An older tenant, who'd had a plot for years, struggled due to health problems over his two last summers, the weeds getting ever more prolific, the digging more of a struggle. Another woman came and enjoyed her plot for a season. The following summer her mother was very ill and her daughter had a baby. That year she couldn't fit in family support, allotment and essential full time job, so she was thrown off. I met her a few months later and she was quite angry that she hadn't been allowed to keep it after so long on the waiting list.
Another tenant, a wonderful veg gardener, had his cataracts done, and he was out of action for a year. He returned to his two full size plots, but voluntarily gave up one of them a couple of years later as he and his wife were no longer able to eat or give away everything he grew. Now he grows lots of evening primrose, a beautiful sight when watering in the evening.
Through all these sagas, my neighbour and I have managed to do sufficient labour to be allowed to stay. We're both quite green minded, organic (as far as we can) and have produced small amounts of delicious veg, which generally keep us motivated. He had a patch of weeds covering a third of the plot with signs, "slow worms live here" and a dustbin lid or two, while I had some old blackcurrant bushes, weedy and overgrown, providing shelter for blackbirds and sparrows, and the occasional resting place for a fox family.
For a couple of seasons, a friend helped him by clearing and gardening the back end of his plot, creating a deep bed and growing runner beans, and this was the point when we actually started to make headway in our annual Battle with the Hop Vine, which grew over leylandii from a neighbouring garden and choked the far end of our two half plots. He would bring free samples of different veg varieties to try, and would usually be found on Sunday mornings with one or two of his boys, pottering about and growing stuff.
But this year I haven't seen my organic neighbour and apart from a cutting down of the weedpatch and a rough trim of the shared path very early in the season, his plot hasn't been cultivated at all. There has been a great crop of parsnip seeds and artichoke flowers, and the bellbine and wild grasses have looked wonderful, but no one on the site appeared to have heard a word from him. And as we've never exchanged phone numbers, I had no way of finding out what was going on.
And then, early last week I arrived to do some watering and his whole plot had been cleared. The deep beds, the compost heap, all made from scavenged and recycled wood gathered over the years - everything had been pulled up or broken down and piled in a heap in one corner, over the formerly flourishing rhubarb patch.
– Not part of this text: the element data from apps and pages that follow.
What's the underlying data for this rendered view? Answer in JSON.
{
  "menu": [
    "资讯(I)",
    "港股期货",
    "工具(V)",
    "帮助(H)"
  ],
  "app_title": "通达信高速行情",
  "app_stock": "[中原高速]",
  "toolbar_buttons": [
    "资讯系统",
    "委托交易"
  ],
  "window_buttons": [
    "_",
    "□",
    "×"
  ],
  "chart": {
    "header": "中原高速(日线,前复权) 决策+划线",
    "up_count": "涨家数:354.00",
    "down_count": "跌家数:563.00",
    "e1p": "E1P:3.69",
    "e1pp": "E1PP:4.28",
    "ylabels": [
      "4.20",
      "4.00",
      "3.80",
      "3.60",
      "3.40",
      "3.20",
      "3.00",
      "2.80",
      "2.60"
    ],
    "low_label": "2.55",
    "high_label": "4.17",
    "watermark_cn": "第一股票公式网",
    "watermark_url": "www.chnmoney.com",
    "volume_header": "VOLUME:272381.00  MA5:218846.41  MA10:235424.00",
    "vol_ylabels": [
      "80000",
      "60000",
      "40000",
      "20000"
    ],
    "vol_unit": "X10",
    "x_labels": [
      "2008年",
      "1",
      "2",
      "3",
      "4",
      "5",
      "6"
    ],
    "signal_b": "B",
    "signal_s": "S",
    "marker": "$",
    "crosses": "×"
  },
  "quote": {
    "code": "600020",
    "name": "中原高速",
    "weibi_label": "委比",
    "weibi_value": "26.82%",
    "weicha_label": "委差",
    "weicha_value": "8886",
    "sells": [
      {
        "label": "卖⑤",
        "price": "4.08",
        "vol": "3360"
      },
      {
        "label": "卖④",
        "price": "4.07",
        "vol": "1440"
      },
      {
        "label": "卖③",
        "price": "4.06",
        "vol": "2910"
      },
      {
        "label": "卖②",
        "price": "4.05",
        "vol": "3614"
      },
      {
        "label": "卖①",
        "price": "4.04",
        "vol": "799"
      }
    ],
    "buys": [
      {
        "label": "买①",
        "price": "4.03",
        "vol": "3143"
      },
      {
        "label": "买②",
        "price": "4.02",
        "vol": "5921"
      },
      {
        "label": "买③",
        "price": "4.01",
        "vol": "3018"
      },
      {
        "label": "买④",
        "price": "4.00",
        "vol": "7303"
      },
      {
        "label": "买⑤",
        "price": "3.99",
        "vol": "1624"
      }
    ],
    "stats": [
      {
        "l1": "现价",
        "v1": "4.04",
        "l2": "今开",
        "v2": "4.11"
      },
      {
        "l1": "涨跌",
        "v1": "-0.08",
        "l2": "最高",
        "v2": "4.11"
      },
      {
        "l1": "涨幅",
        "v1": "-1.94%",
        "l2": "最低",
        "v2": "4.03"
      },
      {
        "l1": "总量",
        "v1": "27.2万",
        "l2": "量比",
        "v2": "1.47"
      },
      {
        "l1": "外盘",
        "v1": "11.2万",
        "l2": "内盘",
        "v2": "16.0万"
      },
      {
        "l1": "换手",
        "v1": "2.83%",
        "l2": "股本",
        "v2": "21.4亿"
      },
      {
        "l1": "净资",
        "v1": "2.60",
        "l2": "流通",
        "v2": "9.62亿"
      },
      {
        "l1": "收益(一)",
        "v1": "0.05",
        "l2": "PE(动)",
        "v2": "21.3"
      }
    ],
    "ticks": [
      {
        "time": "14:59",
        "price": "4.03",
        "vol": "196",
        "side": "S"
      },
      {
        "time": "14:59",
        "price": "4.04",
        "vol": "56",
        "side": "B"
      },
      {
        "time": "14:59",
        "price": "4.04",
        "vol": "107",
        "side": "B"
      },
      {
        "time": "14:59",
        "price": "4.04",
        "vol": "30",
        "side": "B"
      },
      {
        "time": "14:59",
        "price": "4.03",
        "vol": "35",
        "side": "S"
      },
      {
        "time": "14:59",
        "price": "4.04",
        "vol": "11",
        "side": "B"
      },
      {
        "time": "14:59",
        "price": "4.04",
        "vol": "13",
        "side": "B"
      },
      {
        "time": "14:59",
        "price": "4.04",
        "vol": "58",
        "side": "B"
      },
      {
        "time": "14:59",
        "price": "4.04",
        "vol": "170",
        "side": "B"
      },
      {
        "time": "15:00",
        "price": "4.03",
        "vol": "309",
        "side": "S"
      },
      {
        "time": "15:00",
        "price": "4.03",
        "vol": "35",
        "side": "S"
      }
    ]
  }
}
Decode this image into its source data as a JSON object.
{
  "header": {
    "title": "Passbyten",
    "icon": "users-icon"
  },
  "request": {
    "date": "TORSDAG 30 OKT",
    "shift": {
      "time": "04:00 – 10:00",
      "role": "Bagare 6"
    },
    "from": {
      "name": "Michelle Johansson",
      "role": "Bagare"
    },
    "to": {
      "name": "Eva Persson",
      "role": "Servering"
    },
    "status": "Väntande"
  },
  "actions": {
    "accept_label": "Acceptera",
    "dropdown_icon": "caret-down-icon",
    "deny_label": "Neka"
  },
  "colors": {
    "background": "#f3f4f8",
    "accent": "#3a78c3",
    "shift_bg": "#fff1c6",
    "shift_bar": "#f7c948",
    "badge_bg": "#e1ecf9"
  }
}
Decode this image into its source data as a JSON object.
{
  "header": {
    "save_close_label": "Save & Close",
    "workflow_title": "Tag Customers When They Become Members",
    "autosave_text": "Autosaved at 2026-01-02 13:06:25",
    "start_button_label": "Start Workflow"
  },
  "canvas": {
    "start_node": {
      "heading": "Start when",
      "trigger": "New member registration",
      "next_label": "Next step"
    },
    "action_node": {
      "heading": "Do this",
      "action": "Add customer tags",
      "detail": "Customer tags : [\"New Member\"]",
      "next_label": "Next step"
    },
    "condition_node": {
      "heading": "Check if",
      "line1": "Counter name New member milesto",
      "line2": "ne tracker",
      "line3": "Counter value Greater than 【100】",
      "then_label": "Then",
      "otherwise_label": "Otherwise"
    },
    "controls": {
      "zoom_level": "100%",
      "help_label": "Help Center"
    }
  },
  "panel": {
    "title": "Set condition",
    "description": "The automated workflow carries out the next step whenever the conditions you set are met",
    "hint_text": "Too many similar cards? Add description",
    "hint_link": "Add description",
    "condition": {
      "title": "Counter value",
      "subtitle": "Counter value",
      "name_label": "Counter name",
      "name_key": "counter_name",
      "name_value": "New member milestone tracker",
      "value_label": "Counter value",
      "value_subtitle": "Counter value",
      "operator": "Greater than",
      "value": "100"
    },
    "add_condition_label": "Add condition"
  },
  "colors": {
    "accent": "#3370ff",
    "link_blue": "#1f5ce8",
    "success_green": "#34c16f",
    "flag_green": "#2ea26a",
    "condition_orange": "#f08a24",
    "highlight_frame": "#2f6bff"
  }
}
It was really shocking.
My neighbour Bill on the other side said a woman had been down with her mother and done it all over the weekend.
I met her on Saturday. She's dynamic, has spare time at present as her photography business is a little quiet, hasn't grown veg before but is full of energy and enthusiasm. "My long term objective is to open a restaurant, so this is a great opportunity for me to start with the food." She lives across the road from my organic neighbour, who has had an operation on his wrist and so can't do anything on his allotment this year. She's offered to help him out, and he's accepted gladly, giving her a free hand to do what she likes with it this year; she has even suggested putting a shed at the far end and having a small lawn.
It must be a great load off his mind that someone will look after his plot for this season, so he can return next year to something cultivated and not lose his tenancy. But I can't help wondering if he really expected her to clear everything off the plot and put down weedkiller? The old slow worm patch is looking very browned off this week, despite the plentiful rain over the weekend.